((

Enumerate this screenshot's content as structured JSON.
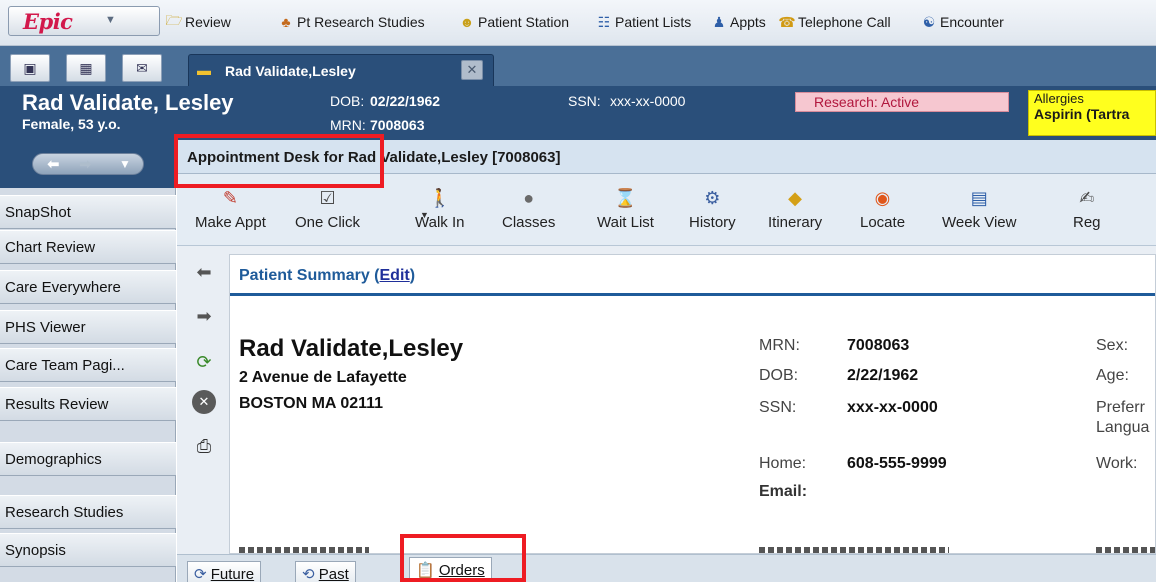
{
  "topbar": {
    "logo": "Epic",
    "items": [
      {
        "label": "Review",
        "icon": "review-icon"
      },
      {
        "label": "Pt Research Studies",
        "icon": "research-studies-icon"
      },
      {
        "label": "Patient Station",
        "icon": "patient-station-icon"
      },
      {
        "label": "Patient Lists",
        "icon": "patient-lists-icon"
      },
      {
        "label": "Appts",
        "icon": "appts-icon"
      },
      {
        "label": "Telephone Call",
        "icon": "telephone-icon"
      },
      {
        "label": "Encounter",
        "icon": "encounter-icon"
      }
    ]
  },
  "tab": {
    "label": "Rad Validate,Lesley"
  },
  "header": {
    "name": "Rad Validate, Lesley",
    "sex_age": "Female, 53 y.o.",
    "dob_label": "DOB:",
    "dob": "02/22/1962",
    "mrn_label": "MRN:",
    "mrn": "7008063",
    "ssn_label": "SSN:",
    "ssn": "xxx-xx-0000",
    "research_label": "Research:",
    "research_status": "Active",
    "allergies_label": "Allergies",
    "allergies_value": "Aspirin (Tartra"
  },
  "sidebar": {
    "items": [
      "SnapShot",
      "Chart Review",
      "Care Everywhere",
      "PHS Viewer",
      "Care Team Pagi...",
      "Results Review",
      "Demographics",
      "Research Studies",
      "Synopsis"
    ]
  },
  "activity": {
    "title": "Appointment Desk for Rad Validate,Lesley [7008063]",
    "buttons": [
      {
        "label": "Make Appt",
        "icon": "make-appt-icon"
      },
      {
        "label": "One Click",
        "icon": "one-click-icon"
      },
      {
        "label": "Walk In",
        "icon": "walk-in-icon"
      },
      {
        "label": "Classes",
        "icon": "classes-icon"
      },
      {
        "label": "Wait List",
        "icon": "wait-list-icon"
      },
      {
        "label": "History",
        "icon": "history-icon"
      },
      {
        "label": "Itinerary",
        "icon": "itinerary-icon"
      },
      {
        "label": "Locate",
        "icon": "locate-icon"
      },
      {
        "label": "Week View",
        "icon": "week-view-icon"
      },
      {
        "label": "Reg",
        "icon": "reg-icon"
      }
    ]
  },
  "summary": {
    "title": "Patient Summary",
    "edit_link": "Edit",
    "name": "Rad Validate,Lesley",
    "address_line1": "2 Avenue de Lafayette",
    "address_line2": "BOSTON MA 02111",
    "mrn_label": "MRN:",
    "mrn": "7008063",
    "dob_label": "DOB:",
    "dob": "2/22/1962",
    "ssn_label": "SSN:",
    "ssn": "xxx-xx-0000",
    "home_label": "Home:",
    "home": "608-555-9999",
    "email_label": "Email:",
    "sex_label": "Sex:",
    "age_label": "Age:",
    "preferred_label": "Preferr",
    "language_label": "Langua",
    "work_label": "Work:"
  },
  "bottom_tabs": [
    {
      "label": "Future",
      "icon": "future-icon"
    },
    {
      "label": "Past",
      "icon": "past-icon"
    },
    {
      "label": "Orders",
      "icon": "orders-icon"
    }
  ],
  "colors": {
    "header_bg": "#2a4f7a",
    "callout_red": "#ee1c23",
    "allergy_yellow": "#ffff1e",
    "research_pink": "#f6c7d0",
    "link_blue": "#1f5b9a"
  }
}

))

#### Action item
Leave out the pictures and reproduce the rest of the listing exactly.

#### Answer space
Enumerate this screenshot's content as structured JSON.
{
  "topbar": {
    "logo": "Epic",
    "items": [
      {
        "label": "Review",
        "icon": "review-icon"
      },
      {
        "label": "Pt Research Studies",
        "icon": "research-studies-icon"
      },
      {
        "label": "Patient Station",
        "icon": "patient-station-icon"
      },
      {
        "label": "Patient Lists",
        "icon": "patient-lists-icon"
      },
      {
        "label": "Appts",
        "icon": "appts-icon"
      },
      {
        "label": "Telephone Call",
        "icon": "telephone-icon"
      },
      {
        "label": "Encounter",
        "icon": "encounter-icon"
      }
    ]
  },
  "tab": {
    "label": "Rad Validate,Lesley"
  },
  "header": {
    "name": "Rad Validate, Lesley",
    "sex_age": "Female, 53 y.o.",
    "dob_label": "DOB:",
    "dob": "02/22/1962",
    "mrn_label": "MRN:",
    "mrn": "7008063",
    "ssn_label": "SSN:",
    "ssn": "xxx-xx-0000",
    "research_label": "Research:",
    "research_status": "Active",
    "allergies_label": "Allergies",
    "allergies_value": "Aspirin (Tartra"
  },
  "sidebar": {
    "items": [
      "SnapShot",
      "Chart Review",
      "Care Everywhere",
      "PHS Viewer",
      "Care Team Pagi...",
      "Results Review",
      "Demographics",
      "Research Studies",
      "Synopsis"
    ]
  },
  "activity": {
    "title": "Appointment Desk for Rad Validate,Lesley [7008063]",
    "buttons": [
      {
        "label": "Make Appt",
        "icon": "make-appt-icon"
      },
      {
        "label": "One Click",
        "icon": "one-click-icon"
      },
      {
        "label": "Walk In",
        "icon": "walk-in-icon"
      },
      {
        "label": "Classes",
        "icon": "classes-icon"
      },
      {
        "label": "Wait List",
        "icon": "wait-list-icon"
      },
      {
        "label": "History",
        "icon": "history-icon"
      },
      {
        "label": "Itinerary",
        "icon": "itinerary-icon"
      },
      {
        "label": "Locate",
        "icon": "locate-icon"
      },
      {
        "label": "Week View",
        "icon": "week-view-icon"
      },
      {
        "label": "Reg",
        "icon": "reg-icon"
      }
    ]
  },
  "summary": {
    "title": "Patient Summary",
    "edit_link": "Edit",
    "name": "Rad Validate,Lesley",
    "address_line1": "2 Avenue de Lafayette",
    "address_line2": "BOSTON MA 02111",
    "mrn_label": "MRN:",
    "mrn": "7008063",
    "dob_label": "DOB:",
    "dob": "2/22/1962",
    "ssn_label": "SSN:",
    "ssn": "xxx-xx-0000",
    "home_label": "Home:",
    "home": "608-555-9999",
    "email_label": "Email:",
    "sex_label": "Sex:",
    "age_label": "Age:",
    "preferred_label": "Preferr",
    "language_label": "Langua",
    "work_label": "Work:"
  },
  "bottom_tabs": [
    {
      "label": "Future",
      "icon": "future-icon"
    },
    {
      "label": "Past",
      "icon": "past-icon"
    },
    {
      "label": "Orders",
      "icon": "orders-icon"
    }
  ],
  "colors": {
    "header_bg": "#2a4f7a",
    "callout_red": "#ee1c23",
    "allergy_yellow": "#ffff1e",
    "research_pink": "#f6c7d0",
    "link_blue": "#1f5b9a"
  }
}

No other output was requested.